US President Donald Trump on Wednesday signed a bill in support of the pro-democracy protestors in Hong Kong, despite stern warnings by China that it would retaliate with "countermeasures" if the legislation became law, as it meddles with Beijing's domestic affairs.
"We have to take action, to do something, both diplomatically, and add pressure, and I think eventually trade will have to follow", United Kingdom member of the European Parliament Sheila Ritchie said.
Police in Hong Kong (southern China) removed the security cordon surrounding the Polytechnic University on Friday after finding 6,500 lethal devices made by demonstrators who occupied the site for almost two weeks. "They are being enacted in the hope that Leaders and Representatives of China and Hong Kong will be able to amicably settle their differences leading to long term peace and prosperity for all", Trump said in a statement.
"We are officially telling the USA and the handful of opposition politicians in Hong Kong who follow America's lead to not underestimate our determination to protect Hong Kong's prosperity and stability, don't underestimate our belief to protect the "one country, two systems policy" and don't underestimate our capabilities and strategies in protecting our country's sovereignty, safety, growth and rights", the office said, according to a CNBC translation of an online-Chinese language statement.

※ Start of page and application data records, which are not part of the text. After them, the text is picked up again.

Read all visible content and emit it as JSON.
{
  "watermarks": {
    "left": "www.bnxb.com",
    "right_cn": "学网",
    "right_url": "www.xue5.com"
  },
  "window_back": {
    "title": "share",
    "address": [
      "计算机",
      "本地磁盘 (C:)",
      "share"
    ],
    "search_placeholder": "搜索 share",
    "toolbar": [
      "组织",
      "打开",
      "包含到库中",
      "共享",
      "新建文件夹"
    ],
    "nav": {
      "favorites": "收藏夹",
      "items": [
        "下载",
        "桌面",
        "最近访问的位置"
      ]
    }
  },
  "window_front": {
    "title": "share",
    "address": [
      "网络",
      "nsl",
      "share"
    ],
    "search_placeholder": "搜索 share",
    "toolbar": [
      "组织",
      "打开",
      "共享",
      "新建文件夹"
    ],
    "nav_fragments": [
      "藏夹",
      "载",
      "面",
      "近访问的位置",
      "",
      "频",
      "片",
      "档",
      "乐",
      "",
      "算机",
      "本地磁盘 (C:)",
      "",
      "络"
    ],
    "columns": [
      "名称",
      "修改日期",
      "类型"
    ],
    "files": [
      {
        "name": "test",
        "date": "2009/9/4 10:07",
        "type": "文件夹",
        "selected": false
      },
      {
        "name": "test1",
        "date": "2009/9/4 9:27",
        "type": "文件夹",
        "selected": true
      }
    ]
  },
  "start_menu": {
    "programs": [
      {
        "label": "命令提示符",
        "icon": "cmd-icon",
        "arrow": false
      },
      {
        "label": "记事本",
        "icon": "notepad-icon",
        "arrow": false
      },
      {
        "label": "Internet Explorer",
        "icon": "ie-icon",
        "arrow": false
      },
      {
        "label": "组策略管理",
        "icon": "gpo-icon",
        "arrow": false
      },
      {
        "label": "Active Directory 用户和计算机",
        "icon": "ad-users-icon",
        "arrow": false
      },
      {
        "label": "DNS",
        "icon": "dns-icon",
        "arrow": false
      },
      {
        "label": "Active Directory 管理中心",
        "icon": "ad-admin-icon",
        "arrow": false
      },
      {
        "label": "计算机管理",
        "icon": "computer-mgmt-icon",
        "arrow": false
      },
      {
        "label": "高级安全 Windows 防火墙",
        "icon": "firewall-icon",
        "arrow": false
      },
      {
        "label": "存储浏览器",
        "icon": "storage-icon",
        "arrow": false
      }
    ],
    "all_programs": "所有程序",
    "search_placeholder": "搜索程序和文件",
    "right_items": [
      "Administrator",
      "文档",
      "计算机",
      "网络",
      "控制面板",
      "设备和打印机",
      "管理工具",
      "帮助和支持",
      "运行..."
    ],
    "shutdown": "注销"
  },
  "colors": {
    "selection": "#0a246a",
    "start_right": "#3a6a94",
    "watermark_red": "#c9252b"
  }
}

During an official visit to Thailand, Hong Kong Chief Executive Carrie Lam (林鄭月娥) said that Hong Kong is undergoing a hard period, but that the fundamentals of the territory, including its strengths under the "one country, two systems" framework, remain strong.More news: Barcelona Stars Shine In Win Over Dortmund
On Wednesday, Trump signed the Hong Kong Human Rights and Democracy Act into law.According to the bill, the State Department would be required to certify once a year that Hong Kong is sufficiently autonomous to retain its special USA trading consideration.
But it is unclear whether Beijing will actually move forward with substantive retaliation.
Japanese Chief Cabinet Secretary Yoshihide Suga, the top government spokesman, said at a press conference on Thursday in Tokyo that he does not expect that the US enactment of the Hong Kong human rights law will affect Xi's visit.
Beijing condemned the move and said it would take "firm counter measures".
The crisis in Hong Kong worsened with a more violent turn that forced schools and commercial establishments to close for several days, paralyzed transport and left one person dead.More news: James Wiseman Officially Suspended As NCAA Rejects Appeal
Waving British flags, the activists urged Britain to ensure that Hong Kong political dissidents do not suffer the same fate as Simon Cheng, a former British Consulate employee in the city who says he was detained and tortured by Chinese secret police. But he also maintained his final authority on how to implement the law. "The nature of this is extremely abominable, and harbours absolutely sinister intentions", it said.
Mr Trump is now seeking a deal with China, in order to end a trade war between the two countries.
But Beijing lashed out furiously, summoning the United States ambassador, threatening unspecified "firm countermeasures" and warning Washington not to implement the legislation.
Under the "one country, two systems" arrangement, it has more autonomy than the mainland.More news: No more menthol cigarettes: Massachusetts bans flavored tobacco, vape products